Highlighting the exhibition is a set of 20 drawings rendered in a mix of acrylic, ink, pencil crayon, and watercolour on paper titled Jenny and Jasper driving along. While Emberley explains the images were are not originally intended to be read sequentially, their placement in the gallery as two rows of 10 suggests otherwise, by invoking the formal conventions of a graphic novel. The series features the eponymous Jenny and Jasper navigating fantastic landscapes of vibrant colour, dizzying shapes, and historic newsprint in a winged car.
Emberley’s early interest in Surrealism and Automatism led him to develop the Jasper character, which serves as a kind of avatar through which to situate viewers within each image. The artist explains that his process for producing this series often consisted of allowing chance to guide his hand.
“It’s a very intuitive creative ongoing process,” Emberley adds. “Sometimes I might be drawing and do something just by accident and I’ll make a mark. I might come into the studio again and think: what if I take that and do something? That’s where a lot of this play with form has come.”
The worlds of Jenny and Jasper are not exclusively abstract. Many consciously make visible the cultural practices surrounding painting and visual arts in general. In a nod to his background in Art History, Emberley visually cites a portion of a scene by Dutch painter Jan van Goyen. Here Jenny and Jasper are both spectators and active participants in the image before them. Two other pieces take as their backdrop pages from 1950s and ’60s newspapers featuring cartoons and articles on the Canadian art world. Given its visual exploration of formal elements, history, and discourse in painting, Jenny and Jasper driving along has been rightly described by a fellow artist as “a journey of looking for painting.”
Is painting ever found? A quirky house-like structure — perhaps a museum or gallery— on the last drawing imbues the series with a sense of direction: a final destination.

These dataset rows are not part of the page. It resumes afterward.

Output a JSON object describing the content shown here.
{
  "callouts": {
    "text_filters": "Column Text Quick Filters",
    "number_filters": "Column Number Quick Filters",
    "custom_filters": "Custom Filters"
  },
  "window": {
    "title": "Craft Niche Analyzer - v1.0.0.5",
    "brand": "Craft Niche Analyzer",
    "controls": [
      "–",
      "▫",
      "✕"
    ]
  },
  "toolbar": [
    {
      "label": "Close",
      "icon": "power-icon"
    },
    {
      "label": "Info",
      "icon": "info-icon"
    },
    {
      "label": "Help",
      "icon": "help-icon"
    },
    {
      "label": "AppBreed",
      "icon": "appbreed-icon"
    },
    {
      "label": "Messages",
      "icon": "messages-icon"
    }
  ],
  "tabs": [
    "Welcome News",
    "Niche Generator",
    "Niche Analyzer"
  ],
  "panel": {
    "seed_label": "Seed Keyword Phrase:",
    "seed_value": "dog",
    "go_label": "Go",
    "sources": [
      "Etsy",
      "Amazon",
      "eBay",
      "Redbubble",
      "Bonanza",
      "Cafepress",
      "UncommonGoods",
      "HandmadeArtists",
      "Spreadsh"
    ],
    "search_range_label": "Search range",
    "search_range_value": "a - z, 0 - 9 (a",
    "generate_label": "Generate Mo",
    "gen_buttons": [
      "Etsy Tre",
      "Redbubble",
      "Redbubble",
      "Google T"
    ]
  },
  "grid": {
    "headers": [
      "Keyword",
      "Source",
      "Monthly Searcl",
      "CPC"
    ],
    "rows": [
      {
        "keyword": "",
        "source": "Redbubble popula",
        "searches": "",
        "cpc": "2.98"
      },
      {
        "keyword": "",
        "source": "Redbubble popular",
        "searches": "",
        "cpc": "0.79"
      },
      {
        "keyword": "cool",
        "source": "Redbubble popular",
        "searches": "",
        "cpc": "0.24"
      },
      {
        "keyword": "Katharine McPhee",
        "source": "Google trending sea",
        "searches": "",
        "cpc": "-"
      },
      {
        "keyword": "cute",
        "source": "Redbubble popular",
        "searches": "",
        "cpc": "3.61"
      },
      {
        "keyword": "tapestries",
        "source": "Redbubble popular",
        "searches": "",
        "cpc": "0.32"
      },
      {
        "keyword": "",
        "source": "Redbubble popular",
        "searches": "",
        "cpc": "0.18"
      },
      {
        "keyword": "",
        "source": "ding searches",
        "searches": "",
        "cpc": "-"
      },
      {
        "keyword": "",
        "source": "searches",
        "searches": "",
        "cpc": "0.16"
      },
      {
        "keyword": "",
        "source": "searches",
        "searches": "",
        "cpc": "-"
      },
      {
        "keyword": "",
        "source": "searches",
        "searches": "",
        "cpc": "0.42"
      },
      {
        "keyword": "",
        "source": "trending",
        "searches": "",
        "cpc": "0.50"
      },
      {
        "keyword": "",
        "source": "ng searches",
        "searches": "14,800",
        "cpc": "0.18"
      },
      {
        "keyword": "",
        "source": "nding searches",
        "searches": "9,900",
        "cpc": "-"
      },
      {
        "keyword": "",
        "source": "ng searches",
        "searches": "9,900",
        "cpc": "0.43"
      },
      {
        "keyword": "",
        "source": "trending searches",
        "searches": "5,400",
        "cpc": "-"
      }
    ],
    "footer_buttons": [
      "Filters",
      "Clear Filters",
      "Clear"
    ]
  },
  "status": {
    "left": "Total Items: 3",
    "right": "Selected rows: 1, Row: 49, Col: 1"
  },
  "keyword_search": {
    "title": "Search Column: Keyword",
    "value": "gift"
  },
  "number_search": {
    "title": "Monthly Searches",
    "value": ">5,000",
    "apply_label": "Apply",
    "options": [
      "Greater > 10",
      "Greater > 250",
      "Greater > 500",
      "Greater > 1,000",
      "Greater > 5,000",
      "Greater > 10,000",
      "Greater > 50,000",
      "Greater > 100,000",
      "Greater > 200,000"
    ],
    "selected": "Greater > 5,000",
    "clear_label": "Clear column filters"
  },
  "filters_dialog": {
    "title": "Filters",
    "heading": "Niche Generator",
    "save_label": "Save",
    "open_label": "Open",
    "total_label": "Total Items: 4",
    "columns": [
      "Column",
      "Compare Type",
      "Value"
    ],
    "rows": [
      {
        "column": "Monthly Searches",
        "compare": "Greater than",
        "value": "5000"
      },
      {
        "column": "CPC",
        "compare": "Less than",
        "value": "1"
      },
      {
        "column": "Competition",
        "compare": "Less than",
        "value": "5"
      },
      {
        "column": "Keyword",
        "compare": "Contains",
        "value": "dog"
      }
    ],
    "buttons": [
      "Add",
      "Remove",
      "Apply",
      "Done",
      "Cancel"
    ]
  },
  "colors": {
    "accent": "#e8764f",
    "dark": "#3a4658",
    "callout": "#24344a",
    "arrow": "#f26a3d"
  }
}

Yet upon closer inspection, viewers will note that the journey is not quite over; a subtle stretch of road on the right points to continuity beyond what the image can reveal.
Additional gallery photos: